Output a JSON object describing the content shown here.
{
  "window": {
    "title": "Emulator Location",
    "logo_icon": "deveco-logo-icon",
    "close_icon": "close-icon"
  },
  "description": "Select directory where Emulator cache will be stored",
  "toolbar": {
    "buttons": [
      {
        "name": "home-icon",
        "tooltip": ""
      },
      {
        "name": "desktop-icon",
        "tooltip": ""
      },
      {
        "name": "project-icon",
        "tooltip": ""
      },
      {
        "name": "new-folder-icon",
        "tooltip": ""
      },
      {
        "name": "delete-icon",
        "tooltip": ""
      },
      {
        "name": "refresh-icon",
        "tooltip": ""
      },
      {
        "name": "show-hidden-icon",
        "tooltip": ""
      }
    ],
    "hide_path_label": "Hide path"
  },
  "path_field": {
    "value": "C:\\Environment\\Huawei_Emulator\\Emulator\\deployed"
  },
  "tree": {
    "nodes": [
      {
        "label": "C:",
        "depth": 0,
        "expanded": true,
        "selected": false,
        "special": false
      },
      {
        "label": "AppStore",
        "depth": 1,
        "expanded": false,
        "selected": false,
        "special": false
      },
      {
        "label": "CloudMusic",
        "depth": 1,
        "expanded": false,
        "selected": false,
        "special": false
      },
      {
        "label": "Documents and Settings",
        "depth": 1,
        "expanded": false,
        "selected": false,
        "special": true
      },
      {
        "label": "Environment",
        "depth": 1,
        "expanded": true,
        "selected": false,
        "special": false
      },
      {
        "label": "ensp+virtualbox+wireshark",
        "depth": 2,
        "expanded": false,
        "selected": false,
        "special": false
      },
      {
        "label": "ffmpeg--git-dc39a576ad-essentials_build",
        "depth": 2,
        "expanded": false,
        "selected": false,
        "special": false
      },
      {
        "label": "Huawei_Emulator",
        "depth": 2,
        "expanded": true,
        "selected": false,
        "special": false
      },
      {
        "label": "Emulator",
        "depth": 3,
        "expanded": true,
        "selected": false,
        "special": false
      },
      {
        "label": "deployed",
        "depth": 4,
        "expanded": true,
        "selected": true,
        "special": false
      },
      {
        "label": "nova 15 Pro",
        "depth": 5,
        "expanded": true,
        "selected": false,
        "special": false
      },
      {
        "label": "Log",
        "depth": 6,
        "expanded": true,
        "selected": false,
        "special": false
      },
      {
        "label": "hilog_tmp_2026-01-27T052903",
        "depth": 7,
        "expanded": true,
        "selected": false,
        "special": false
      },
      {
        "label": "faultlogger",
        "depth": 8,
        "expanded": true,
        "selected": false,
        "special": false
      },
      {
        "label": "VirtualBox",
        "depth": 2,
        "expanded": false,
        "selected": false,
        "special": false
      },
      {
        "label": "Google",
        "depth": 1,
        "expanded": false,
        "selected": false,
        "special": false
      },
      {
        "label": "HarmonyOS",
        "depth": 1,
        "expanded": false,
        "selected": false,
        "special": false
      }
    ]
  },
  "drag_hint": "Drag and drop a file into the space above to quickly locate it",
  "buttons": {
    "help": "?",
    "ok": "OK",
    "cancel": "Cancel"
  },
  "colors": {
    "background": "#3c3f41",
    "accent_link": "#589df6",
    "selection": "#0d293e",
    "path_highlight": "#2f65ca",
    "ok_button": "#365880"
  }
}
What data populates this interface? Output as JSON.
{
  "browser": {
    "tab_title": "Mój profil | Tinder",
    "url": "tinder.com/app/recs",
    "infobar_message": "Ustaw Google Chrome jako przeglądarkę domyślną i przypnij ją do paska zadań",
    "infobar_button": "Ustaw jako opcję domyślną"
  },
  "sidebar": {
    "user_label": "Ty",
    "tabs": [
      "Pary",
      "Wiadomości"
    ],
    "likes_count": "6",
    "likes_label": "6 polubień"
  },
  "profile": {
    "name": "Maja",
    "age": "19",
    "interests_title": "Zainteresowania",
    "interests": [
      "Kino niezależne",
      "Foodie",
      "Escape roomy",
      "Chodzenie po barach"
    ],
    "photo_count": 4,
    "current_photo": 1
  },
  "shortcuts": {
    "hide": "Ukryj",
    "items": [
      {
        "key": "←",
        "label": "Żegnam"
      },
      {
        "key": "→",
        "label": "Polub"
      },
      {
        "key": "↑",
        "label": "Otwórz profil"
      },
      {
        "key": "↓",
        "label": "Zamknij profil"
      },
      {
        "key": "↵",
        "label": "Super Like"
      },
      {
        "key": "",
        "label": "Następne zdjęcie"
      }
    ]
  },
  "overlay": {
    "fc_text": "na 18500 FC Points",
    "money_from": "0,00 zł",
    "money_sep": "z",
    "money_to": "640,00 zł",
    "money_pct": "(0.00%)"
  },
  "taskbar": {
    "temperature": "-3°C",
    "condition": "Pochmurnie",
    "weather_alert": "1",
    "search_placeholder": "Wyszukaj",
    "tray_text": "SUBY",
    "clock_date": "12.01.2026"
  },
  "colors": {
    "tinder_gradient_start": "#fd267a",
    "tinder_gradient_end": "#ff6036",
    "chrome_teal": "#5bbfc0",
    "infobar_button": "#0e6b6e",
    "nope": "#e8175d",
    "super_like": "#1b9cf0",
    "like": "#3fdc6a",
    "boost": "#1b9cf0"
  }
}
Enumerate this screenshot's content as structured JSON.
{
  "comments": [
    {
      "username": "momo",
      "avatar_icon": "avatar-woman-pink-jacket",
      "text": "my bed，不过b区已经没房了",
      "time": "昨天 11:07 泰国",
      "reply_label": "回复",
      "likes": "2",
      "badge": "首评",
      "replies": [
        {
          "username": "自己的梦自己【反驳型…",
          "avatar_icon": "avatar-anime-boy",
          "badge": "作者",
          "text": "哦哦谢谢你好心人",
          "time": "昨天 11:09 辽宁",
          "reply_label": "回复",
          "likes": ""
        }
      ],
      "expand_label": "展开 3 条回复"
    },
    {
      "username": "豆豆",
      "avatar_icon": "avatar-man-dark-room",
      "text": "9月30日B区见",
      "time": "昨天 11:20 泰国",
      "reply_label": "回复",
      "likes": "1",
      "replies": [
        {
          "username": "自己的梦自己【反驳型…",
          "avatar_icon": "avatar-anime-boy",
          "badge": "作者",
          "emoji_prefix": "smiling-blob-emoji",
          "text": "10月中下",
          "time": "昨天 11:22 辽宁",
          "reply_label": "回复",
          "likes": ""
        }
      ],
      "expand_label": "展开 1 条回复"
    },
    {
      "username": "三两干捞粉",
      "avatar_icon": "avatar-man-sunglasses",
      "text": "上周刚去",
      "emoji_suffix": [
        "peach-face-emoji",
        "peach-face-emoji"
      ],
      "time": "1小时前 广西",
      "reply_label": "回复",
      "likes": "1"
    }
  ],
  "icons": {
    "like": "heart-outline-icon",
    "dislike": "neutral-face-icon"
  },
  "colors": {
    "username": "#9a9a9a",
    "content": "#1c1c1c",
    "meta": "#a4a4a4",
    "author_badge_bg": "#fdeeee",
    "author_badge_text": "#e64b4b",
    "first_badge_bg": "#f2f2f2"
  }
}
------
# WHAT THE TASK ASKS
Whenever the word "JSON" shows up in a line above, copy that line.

# YOUR SOLUTION
Output a JSON object describing the content shown here.
What data populates this interface? Output as JSON.
Enumerate this screenshot's content as structured JSON.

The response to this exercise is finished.